Much more than provincial wear
Actually, the typical dirndl dress originally dates back to simple work wear worn by rural women in southern Germany's Alpine country. Later, it was the nobility and the urban middle-class that promoted the dirndl and in the mid-19th century, transformed a simple, mainly sleeveless dress plus shirt and apron into an exciting feminine garment with a close-fitting bodice, generally with a generous neckline and fashionable embellishments.
Most of the clichés of traditional clothing focus on feelings toward homeland, custom and tradition. However, what is certain is that for many centuries, the word "Tracht" (traditional clothing) simply referred to the clothing "which was worn." What is often forgotten is that for the rural population, fashion generally followed the trends of the nobility and the cities.

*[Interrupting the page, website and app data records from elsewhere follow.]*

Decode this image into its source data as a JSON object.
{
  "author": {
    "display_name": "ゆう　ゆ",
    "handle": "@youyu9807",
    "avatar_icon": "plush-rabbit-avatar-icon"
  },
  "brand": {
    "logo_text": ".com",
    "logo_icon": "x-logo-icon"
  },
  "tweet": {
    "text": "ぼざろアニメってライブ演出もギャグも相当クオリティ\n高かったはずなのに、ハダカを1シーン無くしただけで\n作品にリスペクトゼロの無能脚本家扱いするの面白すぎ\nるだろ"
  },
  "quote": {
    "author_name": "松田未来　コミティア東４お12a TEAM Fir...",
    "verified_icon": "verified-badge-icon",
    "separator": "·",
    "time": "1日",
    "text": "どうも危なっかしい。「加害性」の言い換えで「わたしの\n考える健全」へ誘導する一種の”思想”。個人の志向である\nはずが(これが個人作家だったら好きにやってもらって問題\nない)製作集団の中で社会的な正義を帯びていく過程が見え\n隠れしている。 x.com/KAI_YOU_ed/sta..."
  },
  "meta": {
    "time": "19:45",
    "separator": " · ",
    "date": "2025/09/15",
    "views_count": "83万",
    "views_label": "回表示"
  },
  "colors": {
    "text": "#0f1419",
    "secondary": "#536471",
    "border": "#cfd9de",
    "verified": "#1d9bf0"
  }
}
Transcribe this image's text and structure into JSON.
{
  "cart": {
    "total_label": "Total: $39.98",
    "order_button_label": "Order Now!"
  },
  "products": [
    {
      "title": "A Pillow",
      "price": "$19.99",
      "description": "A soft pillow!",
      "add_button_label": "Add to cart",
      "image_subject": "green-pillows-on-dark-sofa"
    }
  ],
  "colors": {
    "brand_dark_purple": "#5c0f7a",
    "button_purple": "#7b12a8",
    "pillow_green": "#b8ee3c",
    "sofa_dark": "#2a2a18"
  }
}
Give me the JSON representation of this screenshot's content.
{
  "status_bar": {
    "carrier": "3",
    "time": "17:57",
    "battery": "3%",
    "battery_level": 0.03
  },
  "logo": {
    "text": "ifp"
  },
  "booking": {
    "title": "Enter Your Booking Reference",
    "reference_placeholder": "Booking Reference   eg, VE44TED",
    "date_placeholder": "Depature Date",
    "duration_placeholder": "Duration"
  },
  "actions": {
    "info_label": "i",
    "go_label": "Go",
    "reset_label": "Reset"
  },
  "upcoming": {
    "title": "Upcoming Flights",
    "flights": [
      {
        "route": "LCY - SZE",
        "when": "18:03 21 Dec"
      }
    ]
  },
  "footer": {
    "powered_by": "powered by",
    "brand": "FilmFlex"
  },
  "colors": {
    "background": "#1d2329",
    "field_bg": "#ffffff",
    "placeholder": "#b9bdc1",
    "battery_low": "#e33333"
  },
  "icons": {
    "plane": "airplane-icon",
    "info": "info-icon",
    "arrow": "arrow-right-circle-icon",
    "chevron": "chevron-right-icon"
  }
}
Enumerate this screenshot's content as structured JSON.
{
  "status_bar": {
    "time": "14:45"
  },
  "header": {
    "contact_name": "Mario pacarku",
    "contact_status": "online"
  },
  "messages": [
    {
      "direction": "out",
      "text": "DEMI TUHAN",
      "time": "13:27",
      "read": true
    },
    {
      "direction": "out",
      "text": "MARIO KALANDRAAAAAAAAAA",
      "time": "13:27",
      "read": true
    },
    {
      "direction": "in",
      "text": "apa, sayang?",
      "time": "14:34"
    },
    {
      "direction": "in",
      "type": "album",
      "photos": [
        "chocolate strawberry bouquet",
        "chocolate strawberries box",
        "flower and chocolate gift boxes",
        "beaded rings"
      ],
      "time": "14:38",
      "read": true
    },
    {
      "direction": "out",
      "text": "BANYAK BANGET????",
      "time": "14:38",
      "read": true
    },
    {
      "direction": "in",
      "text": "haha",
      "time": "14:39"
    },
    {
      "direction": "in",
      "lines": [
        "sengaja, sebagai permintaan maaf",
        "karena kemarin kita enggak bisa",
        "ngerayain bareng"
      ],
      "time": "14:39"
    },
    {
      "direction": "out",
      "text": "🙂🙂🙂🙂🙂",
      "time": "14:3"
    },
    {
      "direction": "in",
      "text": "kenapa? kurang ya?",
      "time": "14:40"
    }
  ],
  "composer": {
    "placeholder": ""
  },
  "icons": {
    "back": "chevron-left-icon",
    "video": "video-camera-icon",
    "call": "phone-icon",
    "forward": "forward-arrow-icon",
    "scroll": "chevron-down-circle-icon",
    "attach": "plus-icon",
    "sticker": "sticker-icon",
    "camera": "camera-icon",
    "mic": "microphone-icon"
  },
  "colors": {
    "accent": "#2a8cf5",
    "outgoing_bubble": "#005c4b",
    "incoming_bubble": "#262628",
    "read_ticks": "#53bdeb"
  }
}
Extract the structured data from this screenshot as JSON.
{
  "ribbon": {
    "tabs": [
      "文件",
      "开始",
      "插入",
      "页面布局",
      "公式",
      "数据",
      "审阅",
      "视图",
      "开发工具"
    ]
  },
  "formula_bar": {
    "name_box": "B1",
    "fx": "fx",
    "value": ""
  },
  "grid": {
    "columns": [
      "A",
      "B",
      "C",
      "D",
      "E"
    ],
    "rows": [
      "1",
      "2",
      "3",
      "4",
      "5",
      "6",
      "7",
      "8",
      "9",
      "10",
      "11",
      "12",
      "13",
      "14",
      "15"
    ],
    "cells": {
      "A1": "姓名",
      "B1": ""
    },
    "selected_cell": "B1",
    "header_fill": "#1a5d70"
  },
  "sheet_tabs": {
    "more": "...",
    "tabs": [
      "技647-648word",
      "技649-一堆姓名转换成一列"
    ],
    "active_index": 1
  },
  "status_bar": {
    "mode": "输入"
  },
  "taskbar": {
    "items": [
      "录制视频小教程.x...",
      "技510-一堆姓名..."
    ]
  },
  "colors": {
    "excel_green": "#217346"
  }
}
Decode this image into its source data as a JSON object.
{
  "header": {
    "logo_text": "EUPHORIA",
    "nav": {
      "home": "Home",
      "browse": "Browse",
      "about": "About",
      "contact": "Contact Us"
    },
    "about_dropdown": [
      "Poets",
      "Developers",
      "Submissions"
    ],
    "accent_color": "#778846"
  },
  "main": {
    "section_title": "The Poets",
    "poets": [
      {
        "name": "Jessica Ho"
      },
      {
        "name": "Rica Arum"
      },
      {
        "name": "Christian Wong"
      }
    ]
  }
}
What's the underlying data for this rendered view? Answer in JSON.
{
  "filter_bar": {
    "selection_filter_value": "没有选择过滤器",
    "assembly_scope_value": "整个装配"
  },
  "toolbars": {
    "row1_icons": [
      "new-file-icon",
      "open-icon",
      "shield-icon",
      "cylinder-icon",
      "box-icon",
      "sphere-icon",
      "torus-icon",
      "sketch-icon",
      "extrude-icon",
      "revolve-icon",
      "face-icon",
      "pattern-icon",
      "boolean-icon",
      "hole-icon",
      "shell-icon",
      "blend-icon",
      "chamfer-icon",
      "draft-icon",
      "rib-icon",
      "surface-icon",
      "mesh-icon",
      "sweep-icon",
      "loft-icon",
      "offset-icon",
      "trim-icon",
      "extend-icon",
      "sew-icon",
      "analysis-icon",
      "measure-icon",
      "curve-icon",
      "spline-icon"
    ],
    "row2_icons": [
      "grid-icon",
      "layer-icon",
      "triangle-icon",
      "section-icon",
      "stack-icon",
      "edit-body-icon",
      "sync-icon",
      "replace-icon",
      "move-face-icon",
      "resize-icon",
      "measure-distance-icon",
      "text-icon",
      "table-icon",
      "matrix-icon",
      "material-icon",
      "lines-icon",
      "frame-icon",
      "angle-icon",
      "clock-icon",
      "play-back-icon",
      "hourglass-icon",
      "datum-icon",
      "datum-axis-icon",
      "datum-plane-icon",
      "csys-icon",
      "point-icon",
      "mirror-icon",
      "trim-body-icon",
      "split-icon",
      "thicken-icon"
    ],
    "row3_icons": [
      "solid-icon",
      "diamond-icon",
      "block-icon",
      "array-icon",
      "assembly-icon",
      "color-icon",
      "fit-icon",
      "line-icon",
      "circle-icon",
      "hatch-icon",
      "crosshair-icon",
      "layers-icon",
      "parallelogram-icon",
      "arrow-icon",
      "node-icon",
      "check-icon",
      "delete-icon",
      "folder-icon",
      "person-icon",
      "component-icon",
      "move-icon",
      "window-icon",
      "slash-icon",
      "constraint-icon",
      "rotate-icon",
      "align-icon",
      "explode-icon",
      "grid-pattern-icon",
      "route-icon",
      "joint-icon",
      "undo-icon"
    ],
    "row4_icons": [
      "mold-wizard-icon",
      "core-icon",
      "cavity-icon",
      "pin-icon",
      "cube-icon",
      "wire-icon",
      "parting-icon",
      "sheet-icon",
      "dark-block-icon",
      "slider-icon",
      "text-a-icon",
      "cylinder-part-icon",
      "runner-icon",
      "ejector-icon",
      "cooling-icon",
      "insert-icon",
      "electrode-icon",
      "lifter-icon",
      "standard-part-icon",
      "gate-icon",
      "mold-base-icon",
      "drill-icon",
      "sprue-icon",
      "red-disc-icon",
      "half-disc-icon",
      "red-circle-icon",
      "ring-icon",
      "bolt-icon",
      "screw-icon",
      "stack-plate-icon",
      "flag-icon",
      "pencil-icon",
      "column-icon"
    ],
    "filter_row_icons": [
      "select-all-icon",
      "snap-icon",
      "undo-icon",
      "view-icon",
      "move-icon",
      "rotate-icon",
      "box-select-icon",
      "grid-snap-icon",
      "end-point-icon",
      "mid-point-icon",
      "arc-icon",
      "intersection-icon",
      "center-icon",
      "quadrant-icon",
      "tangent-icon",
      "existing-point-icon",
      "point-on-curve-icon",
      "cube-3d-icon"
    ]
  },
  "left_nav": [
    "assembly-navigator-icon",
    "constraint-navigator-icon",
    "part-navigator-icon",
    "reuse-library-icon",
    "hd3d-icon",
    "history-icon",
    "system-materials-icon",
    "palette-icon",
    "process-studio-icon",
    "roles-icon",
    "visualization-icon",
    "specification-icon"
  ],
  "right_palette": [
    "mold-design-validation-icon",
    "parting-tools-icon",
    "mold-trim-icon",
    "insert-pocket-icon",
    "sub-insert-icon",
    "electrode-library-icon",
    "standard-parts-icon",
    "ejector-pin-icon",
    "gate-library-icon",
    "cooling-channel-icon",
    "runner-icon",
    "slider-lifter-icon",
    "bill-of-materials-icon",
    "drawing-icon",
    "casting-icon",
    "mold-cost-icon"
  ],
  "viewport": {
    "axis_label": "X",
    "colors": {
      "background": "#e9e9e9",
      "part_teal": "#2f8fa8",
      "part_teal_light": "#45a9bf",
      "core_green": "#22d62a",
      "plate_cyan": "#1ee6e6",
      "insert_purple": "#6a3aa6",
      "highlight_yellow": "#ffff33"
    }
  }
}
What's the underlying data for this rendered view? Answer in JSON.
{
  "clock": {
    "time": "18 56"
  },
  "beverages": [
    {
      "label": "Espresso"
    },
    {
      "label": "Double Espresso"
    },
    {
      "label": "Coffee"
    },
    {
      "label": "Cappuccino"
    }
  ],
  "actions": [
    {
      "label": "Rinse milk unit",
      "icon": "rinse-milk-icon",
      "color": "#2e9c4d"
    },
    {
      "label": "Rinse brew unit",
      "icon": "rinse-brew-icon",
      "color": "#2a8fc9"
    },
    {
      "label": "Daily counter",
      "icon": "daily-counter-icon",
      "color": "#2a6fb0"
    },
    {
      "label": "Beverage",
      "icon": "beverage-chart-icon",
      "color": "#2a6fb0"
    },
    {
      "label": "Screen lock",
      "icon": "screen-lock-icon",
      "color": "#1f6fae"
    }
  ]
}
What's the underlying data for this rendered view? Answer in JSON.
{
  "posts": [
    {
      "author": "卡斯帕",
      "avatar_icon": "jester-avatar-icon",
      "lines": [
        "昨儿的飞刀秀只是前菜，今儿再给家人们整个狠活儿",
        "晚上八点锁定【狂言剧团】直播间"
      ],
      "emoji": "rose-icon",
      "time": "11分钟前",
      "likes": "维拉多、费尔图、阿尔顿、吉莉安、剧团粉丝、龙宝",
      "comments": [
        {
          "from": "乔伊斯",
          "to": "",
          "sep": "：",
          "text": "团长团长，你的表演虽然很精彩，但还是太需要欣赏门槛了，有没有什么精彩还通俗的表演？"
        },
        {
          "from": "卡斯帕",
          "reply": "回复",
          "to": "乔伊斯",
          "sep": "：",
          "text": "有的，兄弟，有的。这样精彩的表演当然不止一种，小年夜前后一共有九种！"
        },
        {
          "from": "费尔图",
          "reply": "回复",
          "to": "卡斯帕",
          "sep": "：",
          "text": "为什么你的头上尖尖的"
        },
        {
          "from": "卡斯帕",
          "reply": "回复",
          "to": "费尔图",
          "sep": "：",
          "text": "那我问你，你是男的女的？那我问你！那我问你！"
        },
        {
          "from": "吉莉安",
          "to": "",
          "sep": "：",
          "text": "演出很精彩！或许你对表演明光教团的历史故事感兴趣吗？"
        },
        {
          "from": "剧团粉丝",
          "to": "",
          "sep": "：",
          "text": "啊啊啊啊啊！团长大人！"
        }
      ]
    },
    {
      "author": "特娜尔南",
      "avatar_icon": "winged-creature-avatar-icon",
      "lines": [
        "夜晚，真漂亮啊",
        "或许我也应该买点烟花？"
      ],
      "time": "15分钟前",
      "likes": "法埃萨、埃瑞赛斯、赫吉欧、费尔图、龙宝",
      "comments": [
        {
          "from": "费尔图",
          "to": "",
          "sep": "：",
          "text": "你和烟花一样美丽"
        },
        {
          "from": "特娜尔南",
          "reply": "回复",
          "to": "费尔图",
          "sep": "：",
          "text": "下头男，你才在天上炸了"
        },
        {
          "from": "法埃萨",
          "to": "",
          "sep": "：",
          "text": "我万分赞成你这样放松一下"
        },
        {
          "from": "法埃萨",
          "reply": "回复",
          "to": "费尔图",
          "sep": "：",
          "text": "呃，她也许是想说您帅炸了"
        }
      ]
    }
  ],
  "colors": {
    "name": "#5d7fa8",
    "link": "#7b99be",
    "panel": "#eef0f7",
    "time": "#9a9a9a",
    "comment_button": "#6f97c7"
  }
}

For example, in the mid-19th century during times of political restoration in Bavaria and Austria, when the bourgeoisie idealized rural life, numerous Alpine associations emerged in the cities that created a romantic understanding of the homeland - and, in the course of this, the dirndl was prettified in accordance with the times. What stands out is that from the beginning, the dirndl acquired more importance in Austria than in Bavaria. In Austria, it was always considered "real" traditional clothing that clearly differed in the various regions; in Bavaria, it was part of a "traditional look" and for that reason, not so regionally fixed.
Source: The Atlantic Times (Author: Barbara Kraus)